The Government of the United States, however, feels that as a signatory to the Brussels act it has assumed certain well-defined obligations, which may not be lightly evaded and which at this moment of transition, when the government of the Kongo territories is about to be transferred from one power to another, make imperative a clear, though brief, expression of its views.

The dissatisfaction with the present administration of the Kongo has grown very largely out of its policy toward the native races—a policy which was doubtless not intentionally cruel nor purposely at variance with the acts of Brussels and Berlin, but which, in the opinion of competent investigators, is enslaving, degrading, and decimating the native population. It may be admitted that there has been much exaggeration of the true condition of affairs and that many charges have been refuted, but the fact nevertheless remains that conditions prevail which were neither contemplated nor anticipated when the Independent Kongo State was called into existence by the powers.

The Government of the United States believes that whatsoever power assumes dominion over the Kongo should address itself with reasonable dispatch to carrying into practical execution, in letter and in spirit, the prescriptions of the Brussels and Berlin acts.

In the opinion of the Government of the United States the reforms to be accomplished in the Kongo should have for their object:

The exemption of the native population from excessive taxation.
The inhibition of forced labor.
The possibility of the natives becoming holders, in permanent tenancy, of tracts of land sufficiently large to afford sustenance.
To make it possible for traders and settlers of all nationalities to secure unoccupied tracts of land, needed for the prosecution and development of peaceful commerce, at reasonable prices, in any part of the Kongo.
The procurement and guaranty of equal and exact justice to all inhabitants of the Kongo through the establishment and maintenance of an independent judiciary.

In calling attention to what, in its opinion, should be the objects of reform in the Kongo, the Government of the United States may be permitted to add, on its own account, that, relying on the stipulations of articles 2 and 4 of the treaty of 1891, it would be especially pleased to see the right accorded to American Christian missionaries to secure reasonable sized tracts of land, when not occupied by the State, in permanent holding, to be used for missionary sites and schools.

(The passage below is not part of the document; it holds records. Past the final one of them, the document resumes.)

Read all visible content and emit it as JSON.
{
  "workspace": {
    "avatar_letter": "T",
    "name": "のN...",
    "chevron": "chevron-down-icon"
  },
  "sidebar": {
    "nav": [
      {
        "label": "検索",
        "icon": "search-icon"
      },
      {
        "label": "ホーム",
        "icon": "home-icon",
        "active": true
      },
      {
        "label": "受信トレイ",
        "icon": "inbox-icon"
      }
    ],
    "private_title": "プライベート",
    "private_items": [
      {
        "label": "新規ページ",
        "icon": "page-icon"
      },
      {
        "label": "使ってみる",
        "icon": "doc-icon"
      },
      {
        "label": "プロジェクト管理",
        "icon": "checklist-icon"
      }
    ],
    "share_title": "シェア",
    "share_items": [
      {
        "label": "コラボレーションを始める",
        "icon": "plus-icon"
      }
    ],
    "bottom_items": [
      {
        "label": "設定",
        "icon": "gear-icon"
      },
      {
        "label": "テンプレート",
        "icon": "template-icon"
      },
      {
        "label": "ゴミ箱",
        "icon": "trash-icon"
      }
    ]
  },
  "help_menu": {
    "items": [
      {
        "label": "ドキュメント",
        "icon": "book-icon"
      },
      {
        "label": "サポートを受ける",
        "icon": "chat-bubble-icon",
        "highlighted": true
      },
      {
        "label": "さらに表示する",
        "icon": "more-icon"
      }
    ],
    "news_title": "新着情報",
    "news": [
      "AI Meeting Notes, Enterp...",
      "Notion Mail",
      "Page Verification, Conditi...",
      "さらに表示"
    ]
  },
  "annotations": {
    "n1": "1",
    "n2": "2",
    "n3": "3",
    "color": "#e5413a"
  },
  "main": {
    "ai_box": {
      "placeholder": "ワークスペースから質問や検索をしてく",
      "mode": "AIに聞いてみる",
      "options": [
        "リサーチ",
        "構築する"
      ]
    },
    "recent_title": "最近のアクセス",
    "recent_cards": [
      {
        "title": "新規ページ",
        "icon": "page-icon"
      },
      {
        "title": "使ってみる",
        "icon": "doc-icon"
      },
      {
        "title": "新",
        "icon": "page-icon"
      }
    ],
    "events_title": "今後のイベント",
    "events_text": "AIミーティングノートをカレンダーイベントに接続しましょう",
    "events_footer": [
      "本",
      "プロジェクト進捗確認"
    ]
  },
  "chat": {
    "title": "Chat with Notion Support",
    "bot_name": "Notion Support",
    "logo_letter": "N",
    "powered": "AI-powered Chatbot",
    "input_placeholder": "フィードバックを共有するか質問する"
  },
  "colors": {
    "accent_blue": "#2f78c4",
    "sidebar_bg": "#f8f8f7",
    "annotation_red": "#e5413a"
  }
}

The Government of the United States confines itself in this memorandum to pointing out the direction in which, in its judgment, radical reforms and changes are needed. It does not believe that it is incumbent upon it to indicate or suggest to the Belgian Government the modus operandi for carrying these reforms into execution, well knowing the difficulties that must be surmounted and being fully cognizant of the unselfish purposes of the annexing power. Its representations are conceived and made in an entirely friendly spirit and it is hoped that they will receive that measure of consideration from the Belgian Government to which they are entitled by their disinterestedness and by the long and traditional friendship which has existed between the two countries.